Pan Am, TWA, Eastern, Northwest, Continental, Allegheny, Piedmont, Western, Republic, PSA, Ozark, Braniff, America West, Midway, New York Air, People Express, ATA and ValuJet. In the years following Congress’ 1978 deregulation of the airline industry, those were common brands in airports across the country.
Now they’re all gone.
A few went belly up, but most were swallowed, one at a time, by larger rivals to the point that now, as American Airlines prepares to absorb US Airways, just four giant carriers would control 80 percent of the domestic/overseas market.
The question is: Is that enough competition to guarantee the service and fares that travelers need? Or are the Big Four — American, Delta, United and Southwest — now so dominant that they can carve up the national air travel map in ways that benefit their corporate desires while leaving many travelers in the nation’s midsection with fewer flights and rising costs?
Considering the Justice Department’s weak knees on past deals, little resistance is expected for this $11 billion merger, which would create the world’s largest airline.
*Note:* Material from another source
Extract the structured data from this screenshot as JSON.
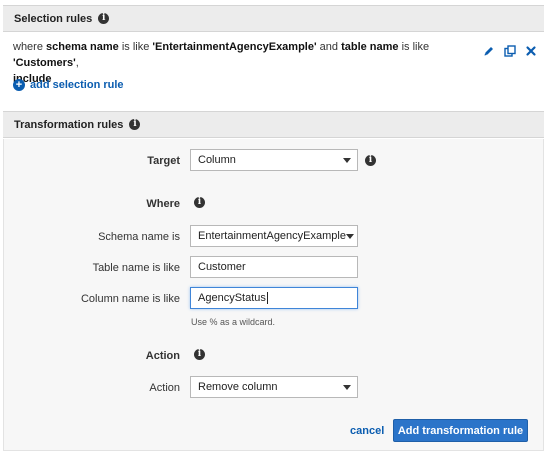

Still, as chair of the Judiciary Antitrust Subcommittee, Sen. Amy Klobuchar, D-Minn., was right to ask the Government Accountability Office to examine the pending deal in a larger context: How does having fewer and fewer airline choices affect the flying public?
Her question serves as a reminder to the government that the benefits of merger should extend beyond shareholders, corporate executives, corporate lawyers and, in this case, American’s ability to compete with Delta and United on overseas routes. The broader flying public should also benefit, and that’s where the upside is hard to see.